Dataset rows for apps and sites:
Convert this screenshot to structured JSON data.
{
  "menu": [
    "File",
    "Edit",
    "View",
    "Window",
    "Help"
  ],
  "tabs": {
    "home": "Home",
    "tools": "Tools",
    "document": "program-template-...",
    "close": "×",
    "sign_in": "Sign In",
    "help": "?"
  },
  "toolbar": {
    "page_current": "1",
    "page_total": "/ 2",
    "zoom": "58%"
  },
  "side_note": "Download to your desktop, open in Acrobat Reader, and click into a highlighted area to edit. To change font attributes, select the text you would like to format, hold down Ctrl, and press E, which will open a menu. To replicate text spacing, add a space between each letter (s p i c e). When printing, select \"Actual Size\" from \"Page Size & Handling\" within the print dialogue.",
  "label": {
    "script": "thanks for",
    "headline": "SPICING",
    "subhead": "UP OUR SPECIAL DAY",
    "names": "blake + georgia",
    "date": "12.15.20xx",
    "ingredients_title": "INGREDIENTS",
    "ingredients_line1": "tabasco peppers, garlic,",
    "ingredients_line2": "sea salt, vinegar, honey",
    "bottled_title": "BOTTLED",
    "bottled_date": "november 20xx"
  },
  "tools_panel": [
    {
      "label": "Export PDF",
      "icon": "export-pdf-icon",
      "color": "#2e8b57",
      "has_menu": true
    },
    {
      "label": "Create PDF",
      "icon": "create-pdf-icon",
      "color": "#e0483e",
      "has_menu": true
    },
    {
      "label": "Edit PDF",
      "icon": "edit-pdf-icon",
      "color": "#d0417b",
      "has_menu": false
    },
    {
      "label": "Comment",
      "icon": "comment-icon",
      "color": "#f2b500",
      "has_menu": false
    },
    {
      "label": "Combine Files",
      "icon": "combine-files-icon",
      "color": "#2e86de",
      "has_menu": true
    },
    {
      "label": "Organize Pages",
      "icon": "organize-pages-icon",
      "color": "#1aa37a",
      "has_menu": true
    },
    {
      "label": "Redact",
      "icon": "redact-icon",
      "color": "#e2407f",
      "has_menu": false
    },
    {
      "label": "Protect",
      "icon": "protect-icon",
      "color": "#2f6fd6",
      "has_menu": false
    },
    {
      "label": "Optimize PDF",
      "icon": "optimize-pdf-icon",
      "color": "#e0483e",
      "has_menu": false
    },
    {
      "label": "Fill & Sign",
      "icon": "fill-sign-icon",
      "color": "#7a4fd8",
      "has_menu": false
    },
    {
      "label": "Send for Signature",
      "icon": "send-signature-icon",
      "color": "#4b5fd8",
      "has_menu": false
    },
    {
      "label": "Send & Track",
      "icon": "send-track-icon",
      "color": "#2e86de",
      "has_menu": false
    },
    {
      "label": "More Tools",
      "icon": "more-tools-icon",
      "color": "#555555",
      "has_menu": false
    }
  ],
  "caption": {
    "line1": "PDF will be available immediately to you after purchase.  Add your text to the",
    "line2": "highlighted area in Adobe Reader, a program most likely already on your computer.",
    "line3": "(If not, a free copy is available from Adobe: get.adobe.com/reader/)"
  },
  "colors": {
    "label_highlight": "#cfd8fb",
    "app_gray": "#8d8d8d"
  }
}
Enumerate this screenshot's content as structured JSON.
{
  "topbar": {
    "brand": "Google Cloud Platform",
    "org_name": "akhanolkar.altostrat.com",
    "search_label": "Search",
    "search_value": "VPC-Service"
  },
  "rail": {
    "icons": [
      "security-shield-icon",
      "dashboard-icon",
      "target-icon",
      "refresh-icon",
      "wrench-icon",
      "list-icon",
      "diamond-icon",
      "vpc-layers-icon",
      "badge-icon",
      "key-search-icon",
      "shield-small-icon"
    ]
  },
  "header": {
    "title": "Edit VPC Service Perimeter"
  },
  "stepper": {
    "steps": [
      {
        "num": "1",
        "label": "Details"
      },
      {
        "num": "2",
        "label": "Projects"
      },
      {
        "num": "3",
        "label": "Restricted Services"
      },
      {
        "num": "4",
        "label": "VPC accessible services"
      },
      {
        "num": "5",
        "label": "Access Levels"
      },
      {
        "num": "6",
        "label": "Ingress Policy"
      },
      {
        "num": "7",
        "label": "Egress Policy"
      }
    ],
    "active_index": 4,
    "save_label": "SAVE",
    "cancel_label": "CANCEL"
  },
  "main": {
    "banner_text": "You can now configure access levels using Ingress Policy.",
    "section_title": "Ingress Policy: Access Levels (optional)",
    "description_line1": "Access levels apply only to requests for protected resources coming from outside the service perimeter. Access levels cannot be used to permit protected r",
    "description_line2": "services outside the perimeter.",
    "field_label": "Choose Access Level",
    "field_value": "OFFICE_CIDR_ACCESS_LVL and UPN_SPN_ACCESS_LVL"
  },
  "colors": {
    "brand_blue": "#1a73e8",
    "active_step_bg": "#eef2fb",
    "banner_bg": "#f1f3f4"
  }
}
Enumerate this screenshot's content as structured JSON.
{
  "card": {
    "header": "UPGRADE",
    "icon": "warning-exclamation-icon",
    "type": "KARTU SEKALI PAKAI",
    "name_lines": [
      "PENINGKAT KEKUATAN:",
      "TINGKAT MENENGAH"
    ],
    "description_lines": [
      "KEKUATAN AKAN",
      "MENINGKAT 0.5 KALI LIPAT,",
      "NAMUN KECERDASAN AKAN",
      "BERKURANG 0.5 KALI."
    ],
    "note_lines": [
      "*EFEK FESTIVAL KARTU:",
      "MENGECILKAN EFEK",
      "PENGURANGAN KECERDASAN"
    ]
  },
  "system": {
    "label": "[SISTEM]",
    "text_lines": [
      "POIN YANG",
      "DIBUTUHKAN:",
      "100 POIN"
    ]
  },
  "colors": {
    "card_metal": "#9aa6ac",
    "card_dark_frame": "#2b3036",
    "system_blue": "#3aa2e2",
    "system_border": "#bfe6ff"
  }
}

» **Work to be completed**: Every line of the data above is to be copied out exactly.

» **Reply**:
Convert this screenshot to structured JSON data.
{
  "menu": [
    "File",
    "Edit",
    "View",
    "Window",
    "Help"
  ],
  "tabs": {
    "home": "Home",
    "tools": "Tools",
    "document": "program-template-...",
    "close": "×",
    "sign_in": "Sign In",
    "help": "?"
  },
  "toolbar": {
    "page_current": "1",
    "page_total": "/ 2",
    "zoom": "58%"
  },
  "side_note": "Download to your desktop, open in Acrobat Reader, and click into a highlighted area to edit. To change font attributes, select the text you would like to format, hold down Ctrl, and press E, which will open a menu. To replicate text spacing, add a space between each letter (s p i c e). When printing, select \"Actual Size\" from \"Page Size & Handling\" within the print dialogue.",
  "label": {
    "script": "thanks for",
    "headline": "SPICING",
    "subhead": "UP OUR SPECIAL DAY",
    "names": "blake + georgia",
    "date": "12.15.20xx",
    "ingredients_title": "INGREDIENTS",
    "ingredients_line1": "tabasco peppers, garlic,",
    "ingredients_line2": "sea salt, vinegar, honey",
    "bottled_title": "BOTTLED",
    "bottled_date": "november 20xx"
  },
  "tools_panel": [
    {
      "label": "Export PDF",
      "icon": "export-pdf-icon",
      "color": "#2e8b57",
      "has_menu": true
    },
    {
      "label": "Create PDF",
      "icon": "create-pdf-icon",
      "color": "#e0483e",
      "has_menu": true
    },
    {
      "label": "Edit PDF",
      "icon": "edit-pdf-icon",
      "color": "#d0417b",
      "has_menu": false
    },
    {
      "label": "Comment",
      "icon": "comment-icon",
      "color": "#f2b500",
      "has_menu": false
    },
    {
      "label": "Combine Files",
      "icon": "combine-files-icon",
      "color": "#2e86de",
      "has_menu": true
    },
    {
      "label": "Organize Pages",
      "icon": "organize-pages-icon",
      "color": "#1aa37a",
      "has_menu": true
    },
    {
      "label": "Redact",
      "icon": "redact-icon",
      "color": "#e2407f",
      "has_menu": false
    },
    {
      "label": "Protect",
      "icon": "protect-icon",
      "color": "#2f6fd6",
      "has_menu": false
    },
    {
      "label": "Optimize PDF",
      "icon": "optimize-pdf-icon",
      "color": "#e0483e",
      "has_menu": false
    },
    {
      "label": "Fill & Sign",
      "icon": "fill-sign-icon",
      "color": "#7a4fd8",
      "has_menu": false
    },
    {
      "label": "Send for Signature",
      "icon": "send-signature-icon",
      "color": "#4b5fd8",
      "has_menu": false
    },
    {
      "label": "Send & Track",
      "icon": "send-track-icon",
      "color": "#2e86de",
      "has_menu": false
    },
    {
      "label": "More Tools",
      "icon": "more-tools-icon",
      "color": "#555555",
      "has_menu": false
    }
  ],
  "caption": {
    "line1": "PDF will be available immediately to you after purchase.  Add your text to the",
    "line2": "highlighted area in Adobe Reader, a program most likely already on your computer.",
    "line3": "(If not, a free copy is available from Adobe: get.adobe.com/reader/)"
  },
  "colors": {
    "label_highlight": "#cfd8fb",
    "app_gray": "#8d8d8d"
  }
}
Enumerate this screenshot's content as structured JSON.
{
  "topbar": {
    "brand": "Google Cloud Platform",
    "org_name": "akhanolkar.altostrat.com",
    "search_label": "Search",
    "search_value": "VPC-Service"
  },
  "rail": {
    "icons": [
      "security-shield-icon",
      "dashboard-icon",
      "target-icon",
      "refresh-icon",
      "wrench-icon",
      "list-icon",
      "diamond-icon",
      "vpc-layers-icon",
      "badge-icon",
      "key-search-icon",
      "shield-small-icon"
    ]
  },
  "header": {
    "title": "Edit VPC Service Perimeter"
  },
  "stepper": {
    "steps": [
      {
        "num": "1",
        "label": "Details"
      },
      {
        "num": "2",
        "label": "Projects"
      },
      {
        "num": "3",
        "label": "Restricted Services"
      },
      {
        "num": "4",
        "label": "VPC accessible services"
      },
      {
        "num": "5",
        "label": "Access Levels"
      },
      {
        "num": "6",
        "label": "Ingress Policy"
      },
      {
        "num": "7",
        "label": "Egress Policy"
      }
    ],
    "active_index": 4,
    "save_label": "SAVE",
    "cancel_label": "CANCEL"
  },
  "main": {
    "banner_text": "You can now configure access levels using Ingress Policy.",
    "section_title": "Ingress Policy: Access Levels (optional)",
    "description_line1": "Access levels apply only to requests for protected resources coming from outside the service perimeter. Access levels cannot be used to permit protected r",
    "description_line2": "services outside the perimeter.",
    "field_label": "Choose Access Level",
    "field_value": "OFFICE_CIDR_ACCESS_LVL and UPN_SPN_ACCESS_LVL"
  },
  "colors": {
    "brand_blue": "#1a73e8",
    "active_step_bg": "#eef2fb",
    "banner_bg": "#f1f3f4"
  }
}
Enumerate this screenshot's content as structured JSON.
{
  "card": {
    "header": "UPGRADE",
    "icon": "warning-exclamation-icon",
    "type": "KARTU SEKALI PAKAI",
    "name_lines": [
      "PENINGKAT KEKUATAN:",
      "TINGKAT MENENGAH"
    ],
    "description_lines": [
      "KEKUATAN AKAN",
      "MENINGKAT 0.5 KALI LIPAT,",
      "NAMUN KECERDASAN AKAN",
      "BERKURANG 0.5 KALI."
    ],
    "note_lines": [
      "*EFEK FESTIVAL KARTU:",
      "MENGECILKAN EFEK",
      "PENGURANGAN KECERDASAN"
    ]
  },
  "system": {
    "label": "[SISTEM]",
    "text_lines": [
      "POIN YANG",
      "DIBUTUHKAN:",
      "100 POIN"
    ]
  },
  "colors": {
    "card_metal": "#9aa6ac",
    "card_dark_frame": "#2b3036",
    "system_blue": "#3aa2e2",
    "system_border": "#bfe6ff"
  }
}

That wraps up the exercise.